Exercise directions => Scan the data beneath this task and copy each line that includes "oscilloscope".
—————
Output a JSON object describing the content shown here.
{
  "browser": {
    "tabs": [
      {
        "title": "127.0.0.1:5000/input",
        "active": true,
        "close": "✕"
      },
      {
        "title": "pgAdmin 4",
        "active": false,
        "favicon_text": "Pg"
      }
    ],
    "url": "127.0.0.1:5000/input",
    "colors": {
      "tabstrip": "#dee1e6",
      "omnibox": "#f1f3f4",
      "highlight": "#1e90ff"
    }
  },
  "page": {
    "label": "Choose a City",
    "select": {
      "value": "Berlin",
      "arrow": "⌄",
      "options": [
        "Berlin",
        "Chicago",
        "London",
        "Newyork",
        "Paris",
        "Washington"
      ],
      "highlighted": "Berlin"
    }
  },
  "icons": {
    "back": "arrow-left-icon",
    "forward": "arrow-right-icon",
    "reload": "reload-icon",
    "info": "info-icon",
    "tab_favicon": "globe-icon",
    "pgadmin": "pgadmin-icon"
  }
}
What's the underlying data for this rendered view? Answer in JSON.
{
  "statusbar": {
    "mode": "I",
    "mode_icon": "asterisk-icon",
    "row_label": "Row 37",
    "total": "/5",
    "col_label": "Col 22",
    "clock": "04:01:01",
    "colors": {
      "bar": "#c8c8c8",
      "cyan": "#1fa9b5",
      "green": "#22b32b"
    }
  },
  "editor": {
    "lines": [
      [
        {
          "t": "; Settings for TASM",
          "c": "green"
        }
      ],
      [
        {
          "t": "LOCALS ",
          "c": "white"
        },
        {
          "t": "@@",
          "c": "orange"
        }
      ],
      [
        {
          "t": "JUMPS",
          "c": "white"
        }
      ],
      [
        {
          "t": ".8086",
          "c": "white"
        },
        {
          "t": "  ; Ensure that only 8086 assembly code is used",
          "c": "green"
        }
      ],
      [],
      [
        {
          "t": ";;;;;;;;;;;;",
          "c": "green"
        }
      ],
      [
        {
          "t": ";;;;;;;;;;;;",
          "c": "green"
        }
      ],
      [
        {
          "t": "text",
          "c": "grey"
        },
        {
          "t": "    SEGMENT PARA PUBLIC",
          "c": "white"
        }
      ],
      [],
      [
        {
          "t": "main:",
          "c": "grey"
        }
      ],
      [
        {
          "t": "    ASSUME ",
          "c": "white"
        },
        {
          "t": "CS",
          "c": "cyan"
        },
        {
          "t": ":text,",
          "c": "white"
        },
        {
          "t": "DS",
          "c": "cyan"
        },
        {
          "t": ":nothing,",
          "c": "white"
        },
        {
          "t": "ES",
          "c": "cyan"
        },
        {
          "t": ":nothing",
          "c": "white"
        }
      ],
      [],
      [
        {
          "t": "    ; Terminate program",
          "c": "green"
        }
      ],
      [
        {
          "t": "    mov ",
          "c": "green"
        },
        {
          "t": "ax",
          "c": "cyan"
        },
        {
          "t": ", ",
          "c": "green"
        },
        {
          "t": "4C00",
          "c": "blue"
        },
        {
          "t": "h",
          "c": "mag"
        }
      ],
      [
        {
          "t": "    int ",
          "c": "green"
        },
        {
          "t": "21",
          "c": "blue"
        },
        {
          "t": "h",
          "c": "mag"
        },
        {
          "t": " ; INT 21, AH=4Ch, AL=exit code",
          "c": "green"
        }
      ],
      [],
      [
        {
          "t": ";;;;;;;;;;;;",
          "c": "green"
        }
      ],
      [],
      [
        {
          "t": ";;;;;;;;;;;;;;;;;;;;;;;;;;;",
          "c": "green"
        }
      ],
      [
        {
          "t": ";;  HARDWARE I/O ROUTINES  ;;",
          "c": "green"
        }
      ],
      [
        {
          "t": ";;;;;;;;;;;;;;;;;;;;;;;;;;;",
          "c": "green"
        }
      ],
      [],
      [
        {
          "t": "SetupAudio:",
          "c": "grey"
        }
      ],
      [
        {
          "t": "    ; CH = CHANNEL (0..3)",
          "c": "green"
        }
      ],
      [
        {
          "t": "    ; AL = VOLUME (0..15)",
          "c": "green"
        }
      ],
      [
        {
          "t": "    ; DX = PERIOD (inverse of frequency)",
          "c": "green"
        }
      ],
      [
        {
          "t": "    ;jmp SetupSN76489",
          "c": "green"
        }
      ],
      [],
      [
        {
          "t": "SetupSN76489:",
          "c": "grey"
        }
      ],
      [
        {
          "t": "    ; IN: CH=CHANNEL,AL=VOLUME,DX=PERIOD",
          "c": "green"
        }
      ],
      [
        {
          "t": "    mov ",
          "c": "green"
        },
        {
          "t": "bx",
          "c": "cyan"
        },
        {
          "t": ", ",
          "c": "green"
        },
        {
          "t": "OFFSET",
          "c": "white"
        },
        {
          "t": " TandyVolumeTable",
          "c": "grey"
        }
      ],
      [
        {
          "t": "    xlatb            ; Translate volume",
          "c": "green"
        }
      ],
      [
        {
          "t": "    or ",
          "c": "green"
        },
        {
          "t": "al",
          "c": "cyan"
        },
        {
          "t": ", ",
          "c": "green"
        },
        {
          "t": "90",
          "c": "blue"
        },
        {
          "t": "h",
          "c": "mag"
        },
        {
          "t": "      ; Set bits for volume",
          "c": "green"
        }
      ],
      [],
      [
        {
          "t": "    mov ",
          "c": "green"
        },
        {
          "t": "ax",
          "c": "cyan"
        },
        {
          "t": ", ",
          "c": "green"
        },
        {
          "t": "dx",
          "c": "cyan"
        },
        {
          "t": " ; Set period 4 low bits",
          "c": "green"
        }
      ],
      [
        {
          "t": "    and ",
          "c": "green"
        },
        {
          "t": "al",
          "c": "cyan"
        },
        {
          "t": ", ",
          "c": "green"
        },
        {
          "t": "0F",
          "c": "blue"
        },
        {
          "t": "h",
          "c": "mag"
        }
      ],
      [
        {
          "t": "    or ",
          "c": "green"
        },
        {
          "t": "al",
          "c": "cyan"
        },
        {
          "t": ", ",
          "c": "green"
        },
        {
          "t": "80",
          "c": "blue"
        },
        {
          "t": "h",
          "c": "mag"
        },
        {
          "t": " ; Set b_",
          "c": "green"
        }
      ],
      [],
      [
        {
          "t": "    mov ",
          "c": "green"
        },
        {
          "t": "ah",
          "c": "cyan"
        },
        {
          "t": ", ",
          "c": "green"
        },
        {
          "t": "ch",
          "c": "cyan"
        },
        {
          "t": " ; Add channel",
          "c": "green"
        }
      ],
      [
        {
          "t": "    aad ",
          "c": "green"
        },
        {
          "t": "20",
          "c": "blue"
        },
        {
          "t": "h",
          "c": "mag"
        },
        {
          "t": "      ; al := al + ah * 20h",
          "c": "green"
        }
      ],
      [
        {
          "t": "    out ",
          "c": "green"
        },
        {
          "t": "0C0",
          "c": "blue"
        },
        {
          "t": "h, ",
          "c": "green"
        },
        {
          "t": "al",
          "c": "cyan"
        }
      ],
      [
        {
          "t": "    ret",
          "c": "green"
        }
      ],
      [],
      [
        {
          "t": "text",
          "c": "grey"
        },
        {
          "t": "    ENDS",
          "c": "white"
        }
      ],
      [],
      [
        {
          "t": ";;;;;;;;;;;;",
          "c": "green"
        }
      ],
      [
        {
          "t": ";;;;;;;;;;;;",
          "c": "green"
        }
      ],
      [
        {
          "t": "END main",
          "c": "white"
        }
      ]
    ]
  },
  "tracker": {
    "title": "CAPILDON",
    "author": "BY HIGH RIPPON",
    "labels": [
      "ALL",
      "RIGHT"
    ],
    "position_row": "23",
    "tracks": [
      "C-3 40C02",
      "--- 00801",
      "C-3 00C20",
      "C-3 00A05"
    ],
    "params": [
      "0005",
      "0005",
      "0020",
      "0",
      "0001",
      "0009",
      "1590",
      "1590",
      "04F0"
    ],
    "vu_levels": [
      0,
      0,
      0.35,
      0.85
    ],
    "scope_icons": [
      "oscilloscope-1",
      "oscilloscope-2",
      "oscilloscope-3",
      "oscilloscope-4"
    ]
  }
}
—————
Your solution =>
      "oscilloscope-1",
      "oscilloscope-2",
      "oscilloscope-3",
      "oscilloscope-4"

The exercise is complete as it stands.